Nuns share a mid-morning meal at a nunnery on Sagaing Hill, near Mandalay, Myanmar

Click on title to view photo in large format: Nuns share a mid-morning meal at the Tha Kya Di Thar Nunnery on Sagaing Hill near Mandalay, Myanmar. Each day at 10:45 a.m., the nuns gather in the communal hall to sing songs before sitting down to eat. Their performance is open to the public, and donations are always welcome. After their brief concert, visitors are welcome to walk around the grounds and visit Read More

View from U Min Thonze Cave Pagoda on Sagaing Hill, on the opposite side of the Irrawaddy River from Mandalay, Myanmar

Click on title to view photo in large format: View from U Min Thonze Cave Pagoda over Sagaing Hill, located on the opposite side of the Irrawaddy River from Mandalay, Myanmar. Only a handful of monasteries and pagodas existed when this area was the capital of Sagaing Kingdom, from 1315 to 1364. Today Sagaing Hill is part of Mandalay, and the entire area is covered in nunneries, monasteries, and pagodas. As the area developed Read More

Weirawsana Jade Pagoda near Mandalay, Myanmar, is covered in jade pieces and slabs worth $15 million

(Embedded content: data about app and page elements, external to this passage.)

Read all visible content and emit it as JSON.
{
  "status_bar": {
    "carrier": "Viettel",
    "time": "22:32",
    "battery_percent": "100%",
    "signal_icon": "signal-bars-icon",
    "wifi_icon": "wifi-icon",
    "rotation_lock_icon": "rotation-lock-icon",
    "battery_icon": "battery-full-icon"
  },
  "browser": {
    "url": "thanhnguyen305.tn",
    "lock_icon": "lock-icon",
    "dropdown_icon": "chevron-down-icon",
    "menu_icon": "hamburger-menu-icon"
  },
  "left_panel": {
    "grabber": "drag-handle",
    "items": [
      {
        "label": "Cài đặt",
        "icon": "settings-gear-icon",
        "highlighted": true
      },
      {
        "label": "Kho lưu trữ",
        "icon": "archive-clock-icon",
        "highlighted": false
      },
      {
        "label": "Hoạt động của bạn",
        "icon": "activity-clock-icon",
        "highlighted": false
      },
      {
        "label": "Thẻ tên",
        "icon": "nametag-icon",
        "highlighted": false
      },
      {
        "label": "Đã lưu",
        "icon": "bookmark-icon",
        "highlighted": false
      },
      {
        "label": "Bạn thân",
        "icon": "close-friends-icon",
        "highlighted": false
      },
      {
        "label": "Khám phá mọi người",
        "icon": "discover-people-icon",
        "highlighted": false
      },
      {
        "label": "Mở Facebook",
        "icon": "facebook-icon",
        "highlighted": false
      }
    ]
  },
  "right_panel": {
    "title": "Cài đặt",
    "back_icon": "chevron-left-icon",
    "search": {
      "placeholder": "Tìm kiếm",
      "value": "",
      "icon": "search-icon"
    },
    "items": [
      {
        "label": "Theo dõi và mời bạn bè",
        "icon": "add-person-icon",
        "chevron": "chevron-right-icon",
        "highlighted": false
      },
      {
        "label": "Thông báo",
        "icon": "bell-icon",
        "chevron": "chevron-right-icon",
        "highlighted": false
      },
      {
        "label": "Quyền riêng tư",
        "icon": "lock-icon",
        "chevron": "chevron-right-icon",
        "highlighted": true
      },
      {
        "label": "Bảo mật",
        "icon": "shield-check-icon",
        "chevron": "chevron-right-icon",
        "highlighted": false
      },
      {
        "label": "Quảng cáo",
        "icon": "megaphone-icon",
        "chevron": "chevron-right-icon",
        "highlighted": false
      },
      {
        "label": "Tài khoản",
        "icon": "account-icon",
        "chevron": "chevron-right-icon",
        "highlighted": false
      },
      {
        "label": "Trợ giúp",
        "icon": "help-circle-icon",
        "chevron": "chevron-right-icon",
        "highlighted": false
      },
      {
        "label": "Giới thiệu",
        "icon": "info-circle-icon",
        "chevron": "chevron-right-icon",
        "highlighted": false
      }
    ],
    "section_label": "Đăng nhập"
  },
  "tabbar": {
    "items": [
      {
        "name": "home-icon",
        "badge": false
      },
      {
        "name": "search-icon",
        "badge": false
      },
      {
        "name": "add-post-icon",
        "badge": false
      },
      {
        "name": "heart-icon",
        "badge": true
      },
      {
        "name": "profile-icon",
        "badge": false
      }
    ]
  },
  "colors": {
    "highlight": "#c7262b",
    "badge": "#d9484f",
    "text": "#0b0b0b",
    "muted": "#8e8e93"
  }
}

Click on title to view photo in large format: Weirawsana Jade Pagoda near Mandalay, Myanmar, is covered in jade worth $15 million. Inside the pagoda, jade Buddha statues occupy niches facing the four cardinal directions. The government of Myanmar represents it as the largest jade pagoda in the world, and the only one in the world built entirely of the precious stone. The 75-foot high structure was begun in 2012 and only recently completed. Funds for Read More

By mid-February, the lowlands of Myanmar were sweltering under an unforgiving sun. With temperatures in the mid-90’s and 60% humidity, I fled the crowded streets of Mandalay and headed for the hills. Rather than rely on slow, uncomfortable trains like the Circular Train in Yangon, I splurged a little and hired a “taxi.” Taxis in Myanmar are somewhat of a misnomer. In essence, they are rental cars, but since foreigners are not allowed to drive them, they come with a driver, and in my case, a translator as well.

Aung, my driver, spoke no English, but even if he could it would have been unintelligible. An ever-present chaw of betel nut tucked into his cheek made him look like a chipmunk hoarding too many acorns and rendered him mute. Whenever my translator, Win, asked him a question, Aung was forced to pull over and spew a stream of dark red liquid onto the side of the road before answering. Win’s English was somewhat limited, but we managed to understand one another well enough, and I left it to them to decide which sites to show me.

Truck traffic on the road to the Hill Stations of Myanmar

Truck traffic on the road to the Hill Stations of Myanmar

We left Mandalay early one morning, hoping to avoid the city’s horrid traffic, but just outside the city we slowed to a crawl. Before us stretched a long line of trucks and tankers, overloaded with rare teak wood, huge sacks of rice, raw rubber, fruits, oil, and gas, all bound for China. The only road leading to the northeastern hill stations of Myanmar, unfortunately, is also the main artery through which most exports travel to China. Read More

Bridal couple at Kuthodaw Complex in Mandalay, Myanmar, celebrate their wedding day with a visit to the famous temple where each of 729 marble slabs inscribed with Buddhist teachings are housed in its own individual shrine

Click on title to view photo in large format: Bridal couple celebrate their wedding day with a visit to Kuthodaw Complex in Mandalay, Myanmar. This famous site is often described as containing the largest book in the world. After my first circuit of the site, I was mystified. I saw absolutely no evidence of a giant book. Further inquiry solved the mystery. Read More